Bravery doesn’t run rampant in this house.
We grab for a dry towel when water splashes into our eyes.
We talk through all possibilities and potential scenarios so we won’t freak about what’s new and different.
We inch into doorways when there’s a room full of new people.
We’re not adventurers or discoverers, explorers or conquerors. We’re not risk-takers or rock-the-boaters. We’re not the movers or the shakers.
No, we’re planners and organizers. We’re the faithful and the hard-working and the folks dipping their toes in all gentle and nervous on the side of the pool to test the waters before jumping in.
That’s why we celebrate every victory in our house, every display of courage and every hint of bravery.
The year that my most fear-prone daughter announced she was really going to ride an actual roller coaster instead of the kiddie ride at Busch Gardens, we cheered her on. I took pictures. We celebrated and high-fived after her victory.
And when my older girls went on to try out other roller coasters, we looked straight in their eyes and told them we were so proud of the courage in them.
Even when my one daughter tried a roller coaster and hated it and complained that it was creepy and made her afraid, we still celebrated because she tried it.
She doesn’t have to ride again—that’s wisdom. In Let’s All Be Brave, Annie Downs says, ‘The road to courage is lit by God’s wisdom.”
But to overcome her fears and try at all—that’s courage.
I’ve spent years of motherhood praying for my kids to be brave and celebrating every time they battle down fear.
I tell them:
It’s okay to make mistakes, so just give it a try.
I tell them:
God is with you, so don’t fear. Just relax and trust Him.
I tell it to them and maybe along the way I’m preaching to myself.
Sure there are plenty of other kids who have faced down bigger and badder roller coasters than we’ll ever dare to try. We’re no daredevils after all. But still, that’s not the same as true bravery.
Bravery doesn’t require doing what everyone else is doing or trying to keep up with or match the accomplishments of others. Courage is so personal; it’s not about you being like anyone else.
And, while not feeling any fear at all can make you look courageous on the outside, it can also make you foolhardy.
That’s not what courage is.
Being brave isn’t the same as being unafraid.
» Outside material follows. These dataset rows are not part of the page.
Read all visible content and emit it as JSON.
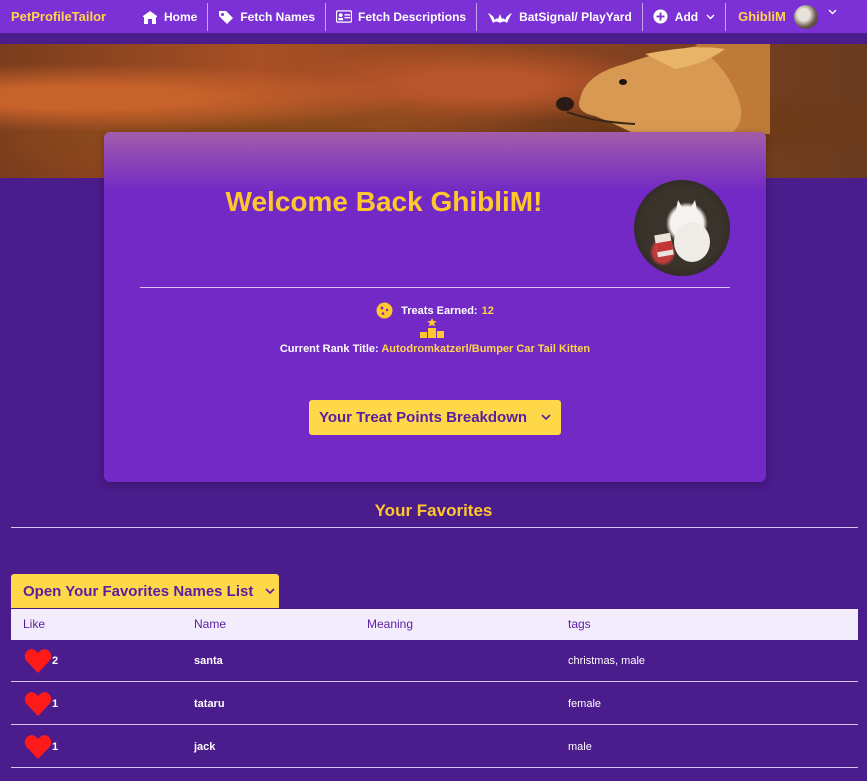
{
  "nav": {
    "brand": "PetProfileTailor",
    "items": [
      {
        "label": "Home",
        "icon": "home-icon"
      },
      {
        "label": "Fetch Names",
        "icon": "tag-icon"
      },
      {
        "label": "Fetch Descriptions",
        "icon": "id-card-icon"
      },
      {
        "label": "BatSignal/ PlayYard",
        "icon": "bat-icon"
      },
      {
        "label": "Add",
        "icon": "plus-circle-icon"
      }
    ],
    "username": "GhibliM"
  },
  "profile": {
    "welcome": "Welcome Back GhibliM!",
    "treats_label": "Treats Earned:",
    "treats_value": "12",
    "rank_label": "Current Rank Title:",
    "rank_value": "Autodromkatzerl/Bumper Car Tail Kitten",
    "breakdown_button": "Your Treat Points Breakdown"
  },
  "favorites": {
    "title": "Your Favorites",
    "open_button": "Open Your Favorites Names List",
    "columns": [
      "Like",
      "Name",
      "Meaning",
      "tags"
    ],
    "rows": [
      {
        "likes": "2",
        "name": "santa",
        "meaning": "",
        "tags": "christmas, male"
      },
      {
        "likes": "1",
        "name": "tataru",
        "meaning": "",
        "tags": "female"
      },
      {
        "likes": "1",
        "name": "jack",
        "meaning": "",
        "tags": "male"
      }
    ]
  },
  "colors": {
    "nav_bg": "#7b31d6",
    "page_bg": "#4a1c8c",
    "card_bg": "#7229c5",
    "accent": "#ffd54a",
    "heart": "#ff1a1a"
  }
}
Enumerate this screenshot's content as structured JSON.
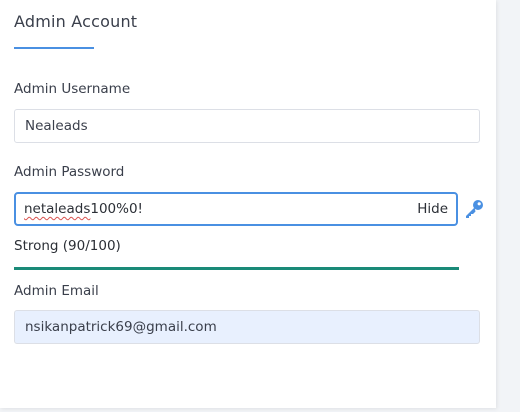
{
  "section": {
    "title": "Admin Account"
  },
  "username": {
    "label": "Admin Username",
    "value": "Nealeads"
  },
  "password": {
    "label": "Admin Password",
    "value_word": "netaleads",
    "value_rest": "100%0!",
    "toggle_label": "Hide"
  },
  "strength": {
    "text": "Strong (90/100)",
    "score": 90,
    "max": 100,
    "color": "#1a8a78"
  },
  "email": {
    "label": "Admin Email",
    "value": "nsikanpatrick69@gmail.com"
  },
  "icons": {
    "generate_password": "key-icon"
  },
  "colors": {
    "accent": "#4a90e2",
    "autofill_bg": "#e8f0fe"
  }
}
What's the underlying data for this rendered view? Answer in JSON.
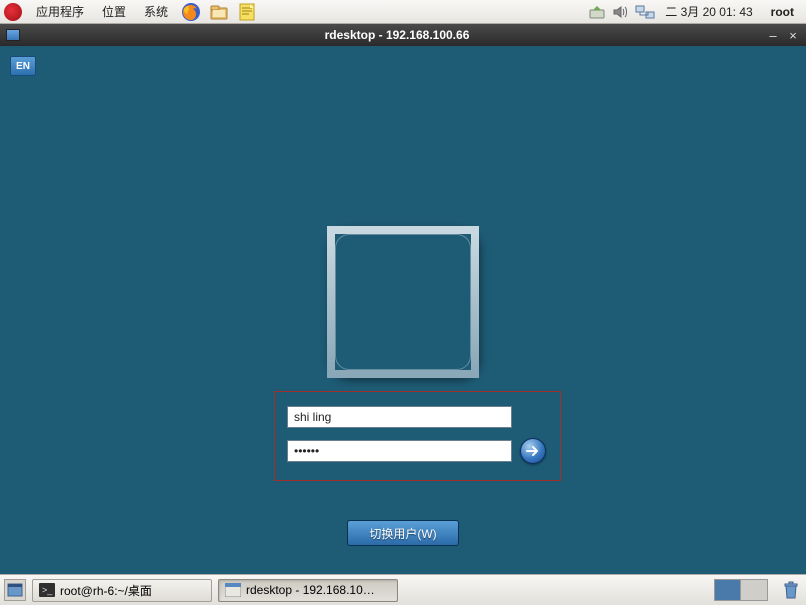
{
  "top_panel": {
    "menus": [
      "应用程序",
      "位置",
      "系统"
    ],
    "datetime": "二  3月  20 01: 43",
    "user": "root"
  },
  "window": {
    "title": "rdesktop - 192.168.100.66"
  },
  "rdp": {
    "lang": "EN",
    "username": "shi ling",
    "password": "••••••",
    "switch_user": "切换用户(W)"
  },
  "taskbar": {
    "task1": "root@rh-6:~/桌面",
    "task2": "rdesktop - 192.168.10…"
  }
}
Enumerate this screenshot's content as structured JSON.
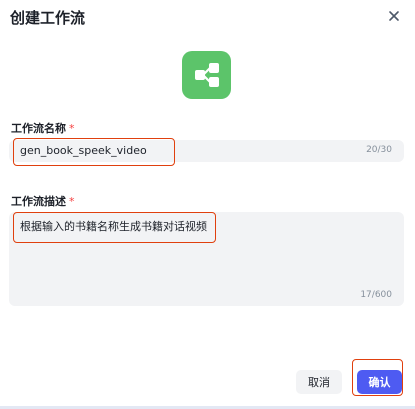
{
  "dialog": {
    "title": "创建工作流",
    "close_icon": "close-icon",
    "app_icon": "workflow-icon",
    "app_icon_color": "#5cc46a"
  },
  "form": {
    "name": {
      "label": "工作流名称",
      "required_mark": "*",
      "value": "gen_book_speek_video",
      "counter": "20/30"
    },
    "description": {
      "label": "工作流描述",
      "required_mark": "*",
      "value": "根据输入的书籍名称生成书籍对话视频",
      "counter": "17/600"
    }
  },
  "footer": {
    "cancel_label": "取消",
    "confirm_label": "确认",
    "confirm_color": "#4e5bf2"
  },
  "highlight_color": "#e0400e"
}
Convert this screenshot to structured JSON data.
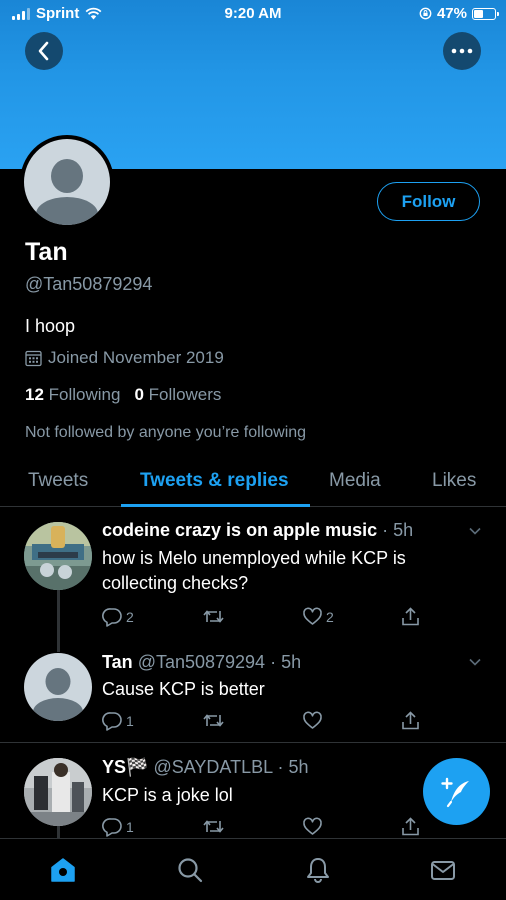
{
  "status_bar": {
    "carrier": "Sprint",
    "time": "9:20 AM",
    "battery": "47%",
    "battery_level": 0.47
  },
  "header": {
    "back_icon": "chevron-left-icon",
    "more_icon": "more-horizontal-icon"
  },
  "profile": {
    "name": "Tan",
    "handle": "@Tan50879294",
    "bio": "I hoop",
    "joined": "Joined November 2019",
    "following_count": "12",
    "following_label": "Following",
    "followers_count": "0",
    "followers_label": "Followers",
    "not_followed_text": "Not followed by anyone you’re following",
    "follow_button": "Follow"
  },
  "tabs": [
    {
      "label": "Tweets",
      "active": false
    },
    {
      "label": "Tweets & replies",
      "active": true
    },
    {
      "label": "Media",
      "active": false
    },
    {
      "label": "Likes",
      "active": false
    }
  ],
  "tweets": [
    {
      "name": "codeine crazy is on apple music",
      "handle": "",
      "time": "· 5h",
      "text": "how is Melo unemployed while KCP is collecting checks?",
      "replies": "2",
      "retweets": "",
      "likes": "2"
    },
    {
      "name": "Tan",
      "handle": "@Tan50879294",
      "time": "· 5h",
      "text": "Cause KCP is better",
      "replies": "1",
      "retweets": "",
      "likes": ""
    },
    {
      "name": "YS🏁",
      "handle": "@SAYDATLBL",
      "time": "· 5h",
      "text": "KCP is a joke lol",
      "replies": "1",
      "retweets": "",
      "likes": ""
    }
  ],
  "colors": {
    "accent": "#1da1f2",
    "background": "#000000",
    "secondary_text": "#8899a6",
    "banner": "#2296e6"
  },
  "bottom_nav": [
    "home-icon",
    "search-icon",
    "notifications-icon",
    "messages-icon"
  ]
}
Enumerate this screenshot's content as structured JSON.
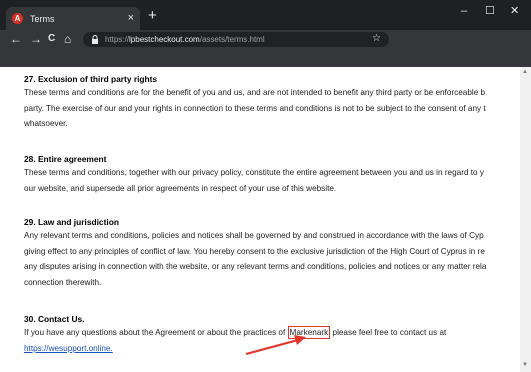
{
  "browser": {
    "tab_title": "Terms",
    "tab_close": "×",
    "new_tab": "+",
    "win_minimize": "–",
    "win_maximize": "☐",
    "win_close": "✕",
    "nav_back": "←",
    "nav_forward": "→",
    "nav_reload": "C",
    "nav_home": "⌂",
    "url_host": "lpbestcheckout.com",
    "url_path": "/assets/terms.html",
    "url_prefix": "https://",
    "bookmark": "☆"
  },
  "page": {
    "sections": [
      {
        "heading": "27. Exclusion of third party rights",
        "lines": [
          "These terms and conditions are for the benefit of you and us, and are not intended to benefit any third party or be enforceable b",
          "party. The exercise of our and your rights in connection to these terms and conditions is not to be subject to the consent of any t",
          "whatsoever."
        ]
      },
      {
        "heading": "28. Entire agreement",
        "lines": [
          "These terms and conditions, together with our privacy policy, constitute the entire agreement between you and us in regard to y",
          "our website, and supersede all prior agreements in respect of your use of this website."
        ]
      },
      {
        "heading": "29. Law and jurisdiction",
        "lines": [
          "Any relevant terms and conditions, policies and notices shall be governed by and construed in accordance with the laws of Cyp",
          "giving effect to any principles of conflict of law. You hereby consent to the exclusive jurisdiction of the High Court of Cyprus in re",
          "any disputes arising in connection with the website, or any relevant terms and conditions, policies and notices or any matter rela",
          "connection therewith."
        ]
      },
      {
        "heading": "30. Contact Us.",
        "line_before": "If you have any questions about the Agreement or about the practices of ",
        "highlighted": "Markenark",
        "line_after": " please feel free to contact us at",
        "link": "https://wesupport.online."
      }
    ]
  },
  "colors": {
    "highlight_box": "#e0372c",
    "annotation_arrow": "#e0372c",
    "link": "#1a4fbf"
  }
}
Bravery means doing the right thing no matter what, even if you tremble in your sneakers and even if your stomach flip-flops with fear.
You trample all over the anxiety and the worry and the fearfulness and you do it anyway.
YOU DON’T LET FEAR CONTROL YOU, IMPRISON YOU, OR HOLD YOU BACK FROM WHAT GOD HAS CALLED YOU TO DO.
Those men and women of courage in Scripture didn’t follow God without facing their own fears.
When Mordecai told Esther that she needed to petition King Xerxes for the rescue of her people, she told him why that was too much to ask:
“All the king’s servants and the people of the king’s provinces know that if any man or woman goes to the king inside the inner court without being called, there is but one law—to be put to death, except the one to whom the king holds out the golden scepter so that he may live. But as for me, I have not been called to come in to the king these thirty days” (Esther 4:11 ESV).
Esther, the poster-child for Biblical courage, was scared out of her mind. She knew she couldn’t obey God on her own so she asked her to people to fast and pray with her for three days before she finally set one foot in front of the other and walked into the throne room to see the King.
She was terrified. But she still took a stand.
That’s being brave: Obeying God even when you’re afraid.
God’s calling can cost us. It can be frightening and unsettling. He can ask you to face down giants or ask you to face down change or ask you to face down the unknown.
In all circumstances, he tells His people to “Be strong and courageous.” He knows, after all, that we aren’t naturally strong or naturally brave.
But He also knows we take courage from His presence–and He promises to be with us.